Kaicho was subsequently named the technical director for the Middle East region and facilitated several national and regional tournaments. Most notably, Kaicho was able to negotiate between the Arab states and Israel which culminated in their joint participation in a World Tournament. At that time, Kaicho simply stated that any “Kyokushin fighter who lives on the earth deserves
to participate in the World Tournament competition. If one side thinks they have something to prove, let them do it in the ring the Kyokushin way. The responsibility of a true teacher, is to treat everyone fairly and equitably, regardless of their race, religion or nationality.”
During this period, the Iranian revolution came to pass and with it new challenges for Kyokushin and its members. Under the new regime, ladies were expelled from many public activities including organized sports. Committed to his belief in the value of women in society and the need for freedom, Kaicho reinstated public Kyokushin practice for women in his headquarters. This public support for women’s freedom subjected Kaicho to much harassment and intimidation from the new regime and its supporters. As a result Kaicho was left without any government support, faced spurious interrogations and, on one occasion, had his headquarters locked and sealed by the authorities. Notwithstanding, Kaicho continued his hard work as was rewarded by having his headquarters featured in the 1994 IKO calendar that was distributed in Japan. It was to be the last official IKO calendar under Sosai Oyama as he passed away that year. Kaicho’s woman’s program grew to be so successful that one of his students (and wife) was allowed to travel to Japan and succeeded in attaining her Third Dan from Sosai Oyama. In accomplishing her promotion, Sensei Farzinzad became the only woman from the Middle East, and one of a handful of women in the world to complete a thirty man kumite – a grueling test in which the candidate has to fight thirty men in a row under the traditional bare knuckle format.

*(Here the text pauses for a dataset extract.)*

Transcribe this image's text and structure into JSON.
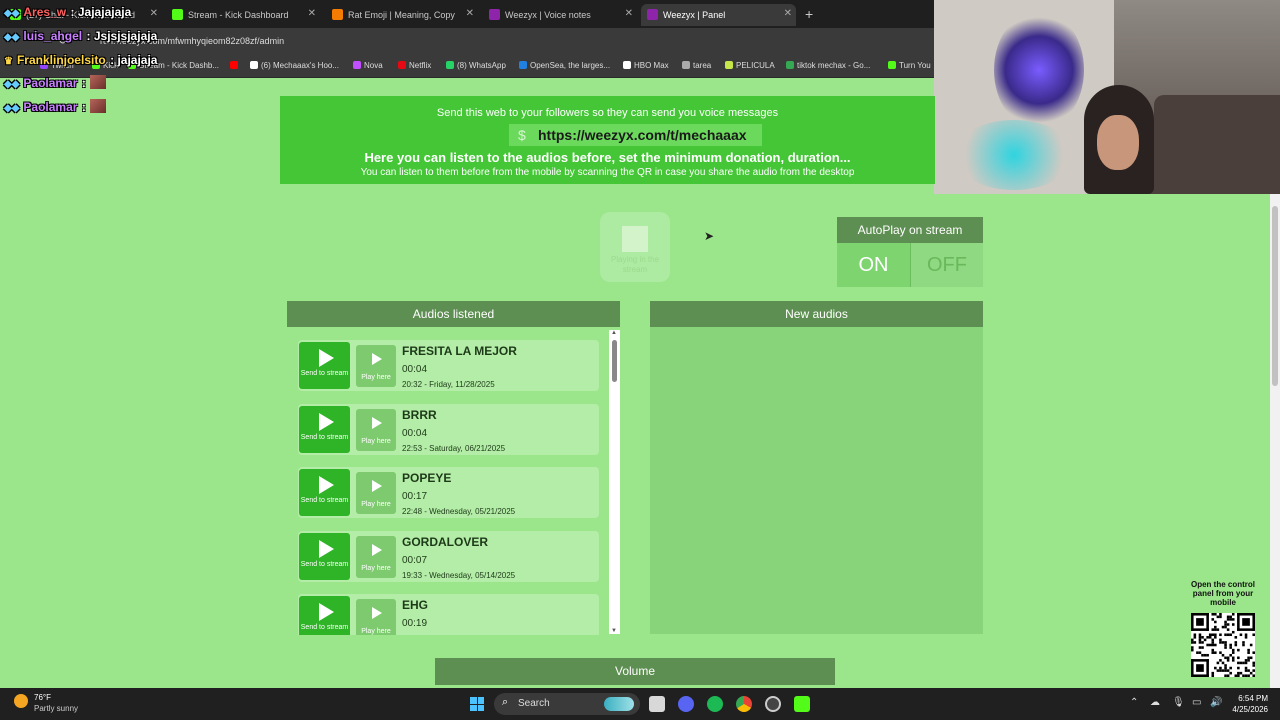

Upon her return to Iran Sensei Farzinzad excelled as an instructor under Kaicho’s supervision and was able to develop and award nine women their black belts. When Kaicho left for the United States, the Iranian Kyokushinkai program under his control had over 8,000 members.
Kaicho cares very much about Kyokushin, and writes The Sword of Truth to express his opinions, concerns and philosophy.
Kaicho in World Martial Arts Hall of Fame
On September 10, 2012 Kaicho was inducted into the World Martial Arts Hall of Fame.
Currently, Kaicho is the director IKU and instructs students in Kyokushin at Avon Karate in Avon, CT. Kaicho is married to Shihan Nahid Farzinzad and has 3 children, all whom have black belts.